Is Vitamin D Affecting Your Fertility?

Vitamin D is a critical nutrient needed by your body to strengthen your bones and muscles, according to the National Health Service (NHS). Adequate levels of vitamin D have been shown to improve your oral health by making teeth and gums stronger and preventing serious diseases like gingivitis. Additionally, it can help balance the amount of calcium in the body particularly as you age.

Unfortunately, vitamin D deficiency is quite common in both children and adults. In the US alone, more than 40% of the people have low vitamin D levels, which may lead to serious diseases, such as rickets and osteoporosis (via Healthline). That's why health experts recommend adults take at least 10–20 micrograms of vitamin D every day.

According to WebMD, a deficiency of this critical vitamin could lead to severe hair loss or alopecia. Women typically need vitamin D to ensure a healthy pregnancy. Moreover, various studies have revealed a link between vitamin D deficiency and its potential negative impacts on fertility in both males and females.

How can vitamin D impact fertility?

In a 2018 study published in the Journal of Environmental Research and Public Health, scientists observed that significantly low levels of vitamin D in women often affect fertility and create problems while conceiving. They also found that those who wish to get pregnant need this critical vitamin to avoid pregnancy complications and skeletal issues in newborns.
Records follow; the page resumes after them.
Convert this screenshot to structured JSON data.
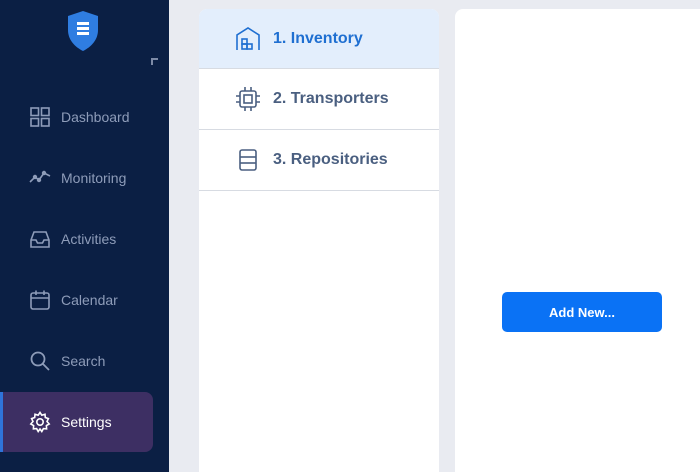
{
  "sidebar": {
    "items": [
      {
        "label": "Dashboard",
        "icon": "grid-icon"
      },
      {
        "label": "Monitoring",
        "icon": "activity-line-icon"
      },
      {
        "label": "Activities",
        "icon": "inbox-icon"
      },
      {
        "label": "Calendar",
        "icon": "calendar-icon"
      },
      {
        "label": "Search",
        "icon": "search-icon"
      },
      {
        "label": "Settings",
        "icon": "gear-icon",
        "active": true
      }
    ]
  },
  "steps": [
    {
      "label": "1. Inventory",
      "icon": "warehouse-icon",
      "active": true
    },
    {
      "label": "2. Transporters",
      "icon": "chip-icon"
    },
    {
      "label": "3. Repositories",
      "icon": "storage-icon"
    }
  ],
  "content": {
    "add_button_label": "Add New..."
  },
  "colors": {
    "sidebar_bg": "#0b1f44",
    "active_nav_bg": "#3d2f63",
    "accent": "#0a72f5",
    "active_step_bg": "#e3eefc"
  }
}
The same study also revealed that low levels of vitamin D may cause hormonal imbalance disorders like Polycystic Ovary Syndrome (PCOS). The evidence further linked vitamin D deficiency to endometriosis, a condition that causes tissue growth outside the uterus (via the Mayo Clinic). Both disorders are known to affect the ability to get pregnant.

Another study published in the Reviews of Endocrine and Metabolic Disorders in 2017 explored how sufficient vitamin D in males could prevent fertility issues and instead, boost the quality of semen. The scientists found that males with adequate levels of the vitamin have better sperm motility and enhanced genetic structure in spermatozoa.

Where can you get vitamin D?

Sunlight is the best natural source of vitamin D. In regions with primarily warm seasons and hot climates, vitamin D deficiency may not be as common because people soak in ample sunlight. On the other hand, the effect of low vitamin D is higher in people residing in cold climate regions, typically the northern parts of the US. Because of insufficient sun rays, they become prone to vitamin D deficiency and may face problems with conception.

Some OB-GYNs prescribe vitamin D supplements to those who are unable to get pregnant or live in countries with a cold environment. They are highly potent, boost fertility, and improve pregnancy outcomes. According to Harvard T.H. Chan School of Public Health, you may also want to add certain fish like mackerel, tuna, and sardines to your diet, as they're packed with vitamin D. Dairy products like milk and yogurt are beneficial sources of vitamin D as well.